Part 5: Counties Trending More and More Toward the Democratic Party
There are only 5 counties in Oregon which are trending more and more democratic in both their registration and voting patterns, Hood River being one of them as we’ve been discussing. But they play an out sized role in their influence on Oregon elections because they contain the three most populous counties in the state. The other four counties are Benton, Clackamas, Multnomah, and Washington. You will see the graphs showing the correlation between registration and voting for three of them. In order to make these graphs be more accurate portrayals of how these counties have been registering and voting since 1988, logarithms will be used to characterize the voting and registration behavior of each county. As a result it will be helpful to make a couple of points regarding interpretation of these graphs.
- The horizontal axis is representing the number of people registered republican compared to the number of people registered as democrats. At zero on the axis there are the same number of registrants for each party. Numbers greater than zero represent a greater number of republicans registered than democrats, and of course the larger the number the more republicans there are for each registered democrat. Conversely, numbers less than zero represent a greater number of democrats registered and the more negative the number the more democrats there are for each registered republican. At 0.3 there are roughly 2 registered republicans for each registered democrat, and at -0.3 there are roughly 2 registered democrats for each registered republican.
- In the same way the vertical axis on each graph follows the same rules but for votes. Zero represents voting as an exact tie in voting between the republican candidate and the democrat candidate for president. +0.3 represents 2 republican votes for each democrat vote, and -0.3 represents 2 democrat votes for each republican vote.
- The point representing the 2020 election is not represented with a label but with a circle around the dot. I looks like this:

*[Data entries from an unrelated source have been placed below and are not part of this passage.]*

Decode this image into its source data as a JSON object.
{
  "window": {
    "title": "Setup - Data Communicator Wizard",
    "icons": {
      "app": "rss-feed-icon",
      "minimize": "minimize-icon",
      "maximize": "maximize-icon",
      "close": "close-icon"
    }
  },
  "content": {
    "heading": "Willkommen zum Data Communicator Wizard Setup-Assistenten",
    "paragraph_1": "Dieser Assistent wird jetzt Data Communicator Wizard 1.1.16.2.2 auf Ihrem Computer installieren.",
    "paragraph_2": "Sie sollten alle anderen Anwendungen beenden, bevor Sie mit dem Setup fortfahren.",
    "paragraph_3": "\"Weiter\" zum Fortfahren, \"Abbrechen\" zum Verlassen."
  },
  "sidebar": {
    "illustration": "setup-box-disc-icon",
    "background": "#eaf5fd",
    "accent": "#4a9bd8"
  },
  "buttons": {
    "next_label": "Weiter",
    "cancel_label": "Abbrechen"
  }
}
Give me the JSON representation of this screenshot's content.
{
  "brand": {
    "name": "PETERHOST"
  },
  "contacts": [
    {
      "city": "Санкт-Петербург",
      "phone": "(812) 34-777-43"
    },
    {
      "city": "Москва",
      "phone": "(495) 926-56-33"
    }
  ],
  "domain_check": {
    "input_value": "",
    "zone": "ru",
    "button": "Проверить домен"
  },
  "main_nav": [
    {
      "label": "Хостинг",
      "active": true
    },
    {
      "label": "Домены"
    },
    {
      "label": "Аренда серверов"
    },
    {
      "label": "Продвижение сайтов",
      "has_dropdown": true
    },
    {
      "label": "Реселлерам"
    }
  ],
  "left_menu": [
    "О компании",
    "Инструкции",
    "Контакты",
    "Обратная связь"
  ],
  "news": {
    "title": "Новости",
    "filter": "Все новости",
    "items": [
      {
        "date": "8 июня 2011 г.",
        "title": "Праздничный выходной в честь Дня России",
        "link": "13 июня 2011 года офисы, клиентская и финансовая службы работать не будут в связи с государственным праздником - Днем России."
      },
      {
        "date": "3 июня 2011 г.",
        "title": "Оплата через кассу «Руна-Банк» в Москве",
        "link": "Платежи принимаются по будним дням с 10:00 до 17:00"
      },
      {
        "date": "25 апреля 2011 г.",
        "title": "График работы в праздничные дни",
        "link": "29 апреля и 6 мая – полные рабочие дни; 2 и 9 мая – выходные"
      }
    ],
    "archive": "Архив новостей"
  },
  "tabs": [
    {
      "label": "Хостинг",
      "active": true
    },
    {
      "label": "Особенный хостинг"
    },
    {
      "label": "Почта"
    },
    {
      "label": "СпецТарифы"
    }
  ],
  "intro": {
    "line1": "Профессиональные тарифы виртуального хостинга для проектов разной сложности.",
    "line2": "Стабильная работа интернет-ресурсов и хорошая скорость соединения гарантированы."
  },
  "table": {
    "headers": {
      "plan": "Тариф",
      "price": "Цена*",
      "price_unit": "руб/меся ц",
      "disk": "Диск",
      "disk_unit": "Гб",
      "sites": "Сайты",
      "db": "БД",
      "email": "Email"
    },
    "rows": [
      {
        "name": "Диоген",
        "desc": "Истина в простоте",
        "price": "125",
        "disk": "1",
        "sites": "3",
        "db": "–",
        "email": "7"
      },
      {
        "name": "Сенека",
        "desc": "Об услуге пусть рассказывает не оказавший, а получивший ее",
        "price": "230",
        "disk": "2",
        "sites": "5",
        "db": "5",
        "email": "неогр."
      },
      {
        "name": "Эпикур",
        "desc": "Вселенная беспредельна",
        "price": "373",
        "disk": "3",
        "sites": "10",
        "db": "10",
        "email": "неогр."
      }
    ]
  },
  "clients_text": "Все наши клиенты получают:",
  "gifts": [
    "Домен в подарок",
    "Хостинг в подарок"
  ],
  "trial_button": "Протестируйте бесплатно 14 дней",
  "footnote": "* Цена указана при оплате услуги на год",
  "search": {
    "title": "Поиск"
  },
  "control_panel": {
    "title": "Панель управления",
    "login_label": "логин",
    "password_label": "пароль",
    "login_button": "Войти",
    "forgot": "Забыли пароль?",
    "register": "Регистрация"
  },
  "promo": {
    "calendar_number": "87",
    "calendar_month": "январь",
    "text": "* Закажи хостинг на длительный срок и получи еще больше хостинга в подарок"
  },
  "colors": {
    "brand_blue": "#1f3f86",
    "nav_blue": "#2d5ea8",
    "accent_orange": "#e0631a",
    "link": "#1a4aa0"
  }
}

- In the first graph for Washington county the areas on the graph representing where the county would both be registered and vote democratic is shown in light blue shading, and the area of the graph where the county is both registered and votes republican is represented with light red shading. The areas without shading (i.e. in white) is where the county registered one way but would have voted another.
- Statisticians: The numbers the horizontal axis are the base 10 logarithm of the ratio of republican registrations to democratic registrations. And the number on the vertical axis is the base 10 logarithm of the ratio of the republican votes to democratic votes. Or Log(R/D) registrants or votes.
With this as a background have a look at Washington County with some annotations to help us get used to this last type of graph which will lead us to easily picture the behavior in each county.
Looking at this graph you can see that in the elections from 1988 through 2004 the county had more registered republicans than democrats (the dots representing those elections are further to the right), but after 1988 they began to vote more democratic (the dots are below the zero line and the red shaded area). You can also easily see that a dramatic shift toward registering and voting democratic began in 2008 (the 2008 dot was well into the blue shaded area), and has mostly continued moving more and more democratic through the 2020 election. The line represents the mathematical model which predicts how the county would vote based on their registration according to the results of the elections from 1988 through 2016, and you can see that the voting patterns in 2020 were almost exactly in line with how the county voted in past elections. So once again, the model is a good predictor of how people actually voted in this county.
Two of the other democratic trending counties show the same trends as shown by these graphs:
Both Hood River and Benton counties have in general been registered and voted democratic since 1988. The same can be said for Multnomah county but there is a little difference. Here is the graph for Multnomah:
Visually this looks similar to Hood River, but when you run the statistics on it you find that 2020 was actually slightly different from past elections. The difference was only 1.47%, but since the past elections in Multnomah followed the trend line so closely this difference is statistically significant (at 99% confidence, using a two tailed test). So it can be said with a fair degree of confidence that Multnomah actually voted more strongly for Trump in 2020 than would be expected based on the county’s voting history. It interesting to note that the same can be said for the 1988 election.
Clackamas county is unique in a different way.
Basically, Clackamas county did not consistently follow their registration pattern at all. In 1988 they voted republican even though being registered more democratic. In 1992 they registered slightly more republican but voted more democratic. They voted for Clinton in 1992 and 1996, but starting in 1996 they had more republican registrants and voted for George W. Bush in the next two presidential elections. Then beginning in 2008 they swung much more democratic in both registration and voting, and only wavered away from that a little in 2012. The R2 number shown in the upper left corner of each graph is a measure of how well the various elections fit the mathematical model. Unlike most of the counties in Oregon, the voting behavior in Clackamas county is not easily predicted. So even though the variation from the model was 2.44% in 2020 (much larger than Multnomah’s 1.47% variation) it cannot be labeled as a statistical aberration because that kind of variability is normal for this county. Common sense tells you that the 2020 election in Clackamas doesn’t look too unusual. In these articles the graph for each county will be labeled with a statement about whether the 2020 election was different from what the model predicts.
A patriot’s prayer: Father God, Solomon said it was the glory of God to conceal a matter, but the glory of kings to search out a matter. We aren’t all kings, but we have some resources to use in this search for truth, and feel honored and grateful to have the opportunity to search out this matter.